The Electroloom is still in Kickstarter, or fund raising mode, but could be a game changer – to say the least – for the apparel industry, were it to ever catch on.
By conducting our banking transactions online, booking travel in the same way, or scanning our own groceries, we have become shadow employees of the companies that we transact with. I’d never quite looked at these sorts of things that way, rather just seen it as the advance of good old fashioned automation.
I define shadow work as all the unpaid jobs we do on behalf of businesses and organizations: We are pumping our own gas, scanning our own groceries, booking our travel and busing our tables at Starbucks. Shadow work is a new concept, so as yet, no one has compiled economic data on how many jobs we, the consumers, have taken over from (erstwhile) employees.
For my part there’s a definite convenience in being a “shadow employee” however. I can book flights at whatever hour of the day suits me, rather than only during certain shop hours, or buy a dozen chocolate bars (say) at the supermarket with my groceries, and not have to concern myself with the weird looks of the check-out operator.

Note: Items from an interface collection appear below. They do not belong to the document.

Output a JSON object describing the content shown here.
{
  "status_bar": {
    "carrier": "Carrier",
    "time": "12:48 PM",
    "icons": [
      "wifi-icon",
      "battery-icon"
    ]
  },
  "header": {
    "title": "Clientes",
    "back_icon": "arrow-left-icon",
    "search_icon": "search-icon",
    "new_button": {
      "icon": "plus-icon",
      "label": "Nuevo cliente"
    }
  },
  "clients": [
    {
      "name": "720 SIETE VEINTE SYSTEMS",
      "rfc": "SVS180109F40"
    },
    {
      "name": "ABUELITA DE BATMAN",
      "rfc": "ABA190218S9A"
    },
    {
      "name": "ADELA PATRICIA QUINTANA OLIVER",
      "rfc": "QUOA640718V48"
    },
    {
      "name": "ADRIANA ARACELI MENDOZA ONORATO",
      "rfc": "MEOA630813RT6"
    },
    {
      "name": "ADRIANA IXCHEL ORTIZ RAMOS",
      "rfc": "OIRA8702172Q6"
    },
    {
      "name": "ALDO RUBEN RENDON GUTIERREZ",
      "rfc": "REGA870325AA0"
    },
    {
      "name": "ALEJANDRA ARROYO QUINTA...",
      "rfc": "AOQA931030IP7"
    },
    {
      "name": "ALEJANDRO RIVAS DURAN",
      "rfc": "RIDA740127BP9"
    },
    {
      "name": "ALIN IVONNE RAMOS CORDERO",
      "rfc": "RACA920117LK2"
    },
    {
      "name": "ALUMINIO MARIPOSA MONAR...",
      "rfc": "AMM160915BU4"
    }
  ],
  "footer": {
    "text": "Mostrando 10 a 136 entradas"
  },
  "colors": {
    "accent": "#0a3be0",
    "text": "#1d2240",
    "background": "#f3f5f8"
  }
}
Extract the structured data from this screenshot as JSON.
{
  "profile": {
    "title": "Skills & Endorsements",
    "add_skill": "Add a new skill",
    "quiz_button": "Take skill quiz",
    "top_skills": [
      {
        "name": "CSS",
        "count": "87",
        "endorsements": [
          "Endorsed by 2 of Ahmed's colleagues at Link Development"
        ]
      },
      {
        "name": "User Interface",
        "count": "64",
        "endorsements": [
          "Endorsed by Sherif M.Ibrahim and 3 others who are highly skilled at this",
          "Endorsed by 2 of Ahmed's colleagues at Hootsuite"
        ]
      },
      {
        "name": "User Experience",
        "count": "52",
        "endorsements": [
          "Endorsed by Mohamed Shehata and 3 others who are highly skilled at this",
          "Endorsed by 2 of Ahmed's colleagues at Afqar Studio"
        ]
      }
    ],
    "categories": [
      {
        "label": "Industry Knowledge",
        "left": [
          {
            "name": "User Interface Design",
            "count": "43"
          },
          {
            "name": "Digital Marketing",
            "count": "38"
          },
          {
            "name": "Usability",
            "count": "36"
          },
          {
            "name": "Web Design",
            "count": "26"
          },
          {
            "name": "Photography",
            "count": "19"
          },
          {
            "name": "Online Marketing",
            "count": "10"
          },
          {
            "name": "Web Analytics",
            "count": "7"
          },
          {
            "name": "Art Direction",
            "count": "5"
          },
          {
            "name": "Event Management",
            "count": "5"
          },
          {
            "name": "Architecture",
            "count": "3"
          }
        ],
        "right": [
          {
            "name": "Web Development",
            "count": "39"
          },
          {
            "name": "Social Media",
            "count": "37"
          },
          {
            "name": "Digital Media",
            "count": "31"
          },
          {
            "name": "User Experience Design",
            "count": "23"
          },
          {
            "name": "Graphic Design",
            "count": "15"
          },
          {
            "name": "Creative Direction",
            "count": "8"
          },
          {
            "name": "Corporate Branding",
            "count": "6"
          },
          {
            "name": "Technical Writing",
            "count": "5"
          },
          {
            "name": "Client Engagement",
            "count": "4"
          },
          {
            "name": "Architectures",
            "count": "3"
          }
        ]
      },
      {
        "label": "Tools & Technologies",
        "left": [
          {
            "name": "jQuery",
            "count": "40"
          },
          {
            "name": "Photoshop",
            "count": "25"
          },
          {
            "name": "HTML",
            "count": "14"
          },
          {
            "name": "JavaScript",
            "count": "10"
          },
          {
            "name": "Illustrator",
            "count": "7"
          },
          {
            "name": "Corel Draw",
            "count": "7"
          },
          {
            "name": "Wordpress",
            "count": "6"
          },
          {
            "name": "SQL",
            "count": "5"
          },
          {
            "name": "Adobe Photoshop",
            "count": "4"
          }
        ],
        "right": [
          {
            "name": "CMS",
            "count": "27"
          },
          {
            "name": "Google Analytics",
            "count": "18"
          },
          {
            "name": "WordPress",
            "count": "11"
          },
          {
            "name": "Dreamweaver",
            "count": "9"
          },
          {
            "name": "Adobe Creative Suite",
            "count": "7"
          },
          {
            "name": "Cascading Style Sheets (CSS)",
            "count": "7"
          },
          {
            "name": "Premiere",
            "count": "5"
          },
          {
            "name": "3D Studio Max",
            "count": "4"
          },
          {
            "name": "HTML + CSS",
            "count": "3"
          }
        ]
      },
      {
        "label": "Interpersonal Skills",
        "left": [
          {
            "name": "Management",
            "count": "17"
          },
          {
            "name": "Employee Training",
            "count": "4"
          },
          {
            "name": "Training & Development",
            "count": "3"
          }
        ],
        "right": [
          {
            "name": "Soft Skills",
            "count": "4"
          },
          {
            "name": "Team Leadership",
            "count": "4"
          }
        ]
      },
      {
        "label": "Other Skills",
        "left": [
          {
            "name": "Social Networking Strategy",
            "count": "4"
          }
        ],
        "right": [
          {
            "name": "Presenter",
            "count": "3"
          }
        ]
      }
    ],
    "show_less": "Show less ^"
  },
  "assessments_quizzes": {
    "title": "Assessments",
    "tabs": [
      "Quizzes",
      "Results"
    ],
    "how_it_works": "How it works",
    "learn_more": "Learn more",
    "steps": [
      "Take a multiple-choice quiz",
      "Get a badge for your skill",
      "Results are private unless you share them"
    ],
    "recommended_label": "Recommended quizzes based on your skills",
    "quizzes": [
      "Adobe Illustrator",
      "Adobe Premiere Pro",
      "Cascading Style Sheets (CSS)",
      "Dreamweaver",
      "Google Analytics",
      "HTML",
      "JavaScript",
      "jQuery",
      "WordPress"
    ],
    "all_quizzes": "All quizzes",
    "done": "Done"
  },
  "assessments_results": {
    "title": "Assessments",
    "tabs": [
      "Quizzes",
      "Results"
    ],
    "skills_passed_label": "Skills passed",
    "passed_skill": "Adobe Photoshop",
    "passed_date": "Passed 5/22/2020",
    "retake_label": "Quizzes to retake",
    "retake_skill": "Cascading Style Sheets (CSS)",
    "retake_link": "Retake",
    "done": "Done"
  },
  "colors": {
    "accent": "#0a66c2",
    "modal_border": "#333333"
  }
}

Certainly jobs are being lost as a result, but opportunities are emerging in other areas. Someone still has to deliver the increasing amounts of stuff we’re ordering online, or staff the ever proliferating coffee shops that we are so fond of hanging out in.
While it’s possible you may not have heard of film visual effects company Industrial Light & Magic, or ILM, you’d have witnessed dozens of instances of their work in the movies you’ve seen. I sometimes wonder how some films might look had ILM not come along… for example, would film producers still be using mattes today?
To mark the forty years since the inception of ILM, film directors including George Lucas, Steven Spielberg, Ron Howard, J.J. Abrams, James Cameron, plus many others who were part of ILM, talk through the company’s history.
As it turns 40 this year, ILM can claim to have played a defining role making effects for 317 movies. But that’s only part of the story: Pixar began, essentially, as an ILM internal investigation. Photoshop was invented, in part, by an ILM employee tinkering with programming in his time away from work. Billions of lines of code have been formulated there. Along the way ILM has put tentacles into pirate beards, turned a man into mercury, and dominated box office charts with computer-generated dinosaurs and superheroes.
Coming to your restaurant table soon… 3D animation of your meal being prepared, sort of, that is projected onto the table, while you wait for your food to arrive. The concept has been developed by Belgium based artistic collective Skullmapping.
If nothing else, it should eliminate any awkward pre-dinner lapses in conversation.